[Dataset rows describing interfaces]
- - - - - - -

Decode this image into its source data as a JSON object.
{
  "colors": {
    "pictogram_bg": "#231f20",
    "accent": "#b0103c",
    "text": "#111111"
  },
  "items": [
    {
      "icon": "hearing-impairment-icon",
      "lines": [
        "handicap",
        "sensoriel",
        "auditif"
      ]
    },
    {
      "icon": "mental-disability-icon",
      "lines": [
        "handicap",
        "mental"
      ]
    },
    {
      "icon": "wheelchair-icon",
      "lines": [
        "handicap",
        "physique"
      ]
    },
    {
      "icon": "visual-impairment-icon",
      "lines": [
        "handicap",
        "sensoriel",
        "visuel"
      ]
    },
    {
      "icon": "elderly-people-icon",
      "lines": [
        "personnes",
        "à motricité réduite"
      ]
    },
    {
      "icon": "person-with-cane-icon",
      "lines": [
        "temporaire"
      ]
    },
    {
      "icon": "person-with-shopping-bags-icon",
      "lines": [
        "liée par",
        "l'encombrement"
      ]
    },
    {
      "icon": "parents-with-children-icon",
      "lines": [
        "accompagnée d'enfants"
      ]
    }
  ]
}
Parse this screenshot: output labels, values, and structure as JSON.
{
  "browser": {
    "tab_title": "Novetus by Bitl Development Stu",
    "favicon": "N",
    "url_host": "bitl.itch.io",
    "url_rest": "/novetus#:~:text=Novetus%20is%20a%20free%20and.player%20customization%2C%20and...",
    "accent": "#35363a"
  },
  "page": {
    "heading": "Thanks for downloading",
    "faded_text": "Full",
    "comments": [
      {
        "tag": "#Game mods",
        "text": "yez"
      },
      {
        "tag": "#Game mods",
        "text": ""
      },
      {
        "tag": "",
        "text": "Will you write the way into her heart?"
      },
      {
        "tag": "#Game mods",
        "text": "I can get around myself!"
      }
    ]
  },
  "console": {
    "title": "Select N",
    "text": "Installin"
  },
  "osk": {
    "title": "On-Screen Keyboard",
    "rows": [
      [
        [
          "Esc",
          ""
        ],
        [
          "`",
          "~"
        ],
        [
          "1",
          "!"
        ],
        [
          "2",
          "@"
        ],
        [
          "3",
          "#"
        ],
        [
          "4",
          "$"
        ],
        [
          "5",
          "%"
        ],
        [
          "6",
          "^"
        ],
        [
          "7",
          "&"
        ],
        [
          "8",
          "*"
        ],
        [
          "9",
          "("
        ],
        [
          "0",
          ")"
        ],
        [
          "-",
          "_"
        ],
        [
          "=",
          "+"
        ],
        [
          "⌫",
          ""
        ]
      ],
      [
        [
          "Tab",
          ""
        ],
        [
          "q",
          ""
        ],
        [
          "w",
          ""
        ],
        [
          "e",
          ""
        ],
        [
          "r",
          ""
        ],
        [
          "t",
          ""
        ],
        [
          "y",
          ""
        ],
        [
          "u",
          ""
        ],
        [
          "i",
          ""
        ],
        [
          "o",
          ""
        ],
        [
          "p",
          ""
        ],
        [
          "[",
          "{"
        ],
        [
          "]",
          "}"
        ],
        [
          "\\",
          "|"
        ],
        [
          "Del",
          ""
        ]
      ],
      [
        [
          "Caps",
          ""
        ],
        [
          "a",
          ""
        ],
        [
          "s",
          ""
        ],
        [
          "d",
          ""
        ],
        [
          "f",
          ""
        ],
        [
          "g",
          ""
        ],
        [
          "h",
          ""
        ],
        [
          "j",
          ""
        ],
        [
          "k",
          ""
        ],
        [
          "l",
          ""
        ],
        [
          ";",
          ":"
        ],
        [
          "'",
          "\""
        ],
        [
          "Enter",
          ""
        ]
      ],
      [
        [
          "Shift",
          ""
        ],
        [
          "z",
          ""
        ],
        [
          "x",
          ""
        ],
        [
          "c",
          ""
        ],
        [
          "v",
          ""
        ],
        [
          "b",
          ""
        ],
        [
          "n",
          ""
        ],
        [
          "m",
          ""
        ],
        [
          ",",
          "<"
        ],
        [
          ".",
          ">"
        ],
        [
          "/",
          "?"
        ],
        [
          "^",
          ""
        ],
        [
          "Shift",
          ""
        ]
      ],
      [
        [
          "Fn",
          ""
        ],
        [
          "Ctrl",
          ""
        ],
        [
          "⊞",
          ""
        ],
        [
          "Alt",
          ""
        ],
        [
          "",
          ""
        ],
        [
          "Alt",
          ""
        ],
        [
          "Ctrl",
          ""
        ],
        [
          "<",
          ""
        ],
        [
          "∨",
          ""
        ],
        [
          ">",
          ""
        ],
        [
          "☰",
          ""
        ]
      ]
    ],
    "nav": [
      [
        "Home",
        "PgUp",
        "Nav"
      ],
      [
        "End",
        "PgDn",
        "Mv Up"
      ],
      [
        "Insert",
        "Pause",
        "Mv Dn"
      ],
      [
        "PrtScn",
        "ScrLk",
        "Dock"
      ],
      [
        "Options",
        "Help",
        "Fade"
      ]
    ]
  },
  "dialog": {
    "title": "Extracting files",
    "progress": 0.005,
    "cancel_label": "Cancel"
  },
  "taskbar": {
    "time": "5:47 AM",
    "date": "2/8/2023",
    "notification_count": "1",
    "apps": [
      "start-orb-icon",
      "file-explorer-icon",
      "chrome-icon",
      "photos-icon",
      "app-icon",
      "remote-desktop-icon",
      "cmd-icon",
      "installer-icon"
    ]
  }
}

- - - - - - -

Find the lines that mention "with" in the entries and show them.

      "icon": "person-with-cane-icon",
      "icon": "person-with-shopping-bags-icon",
      "icon": "parents-with-children-icon",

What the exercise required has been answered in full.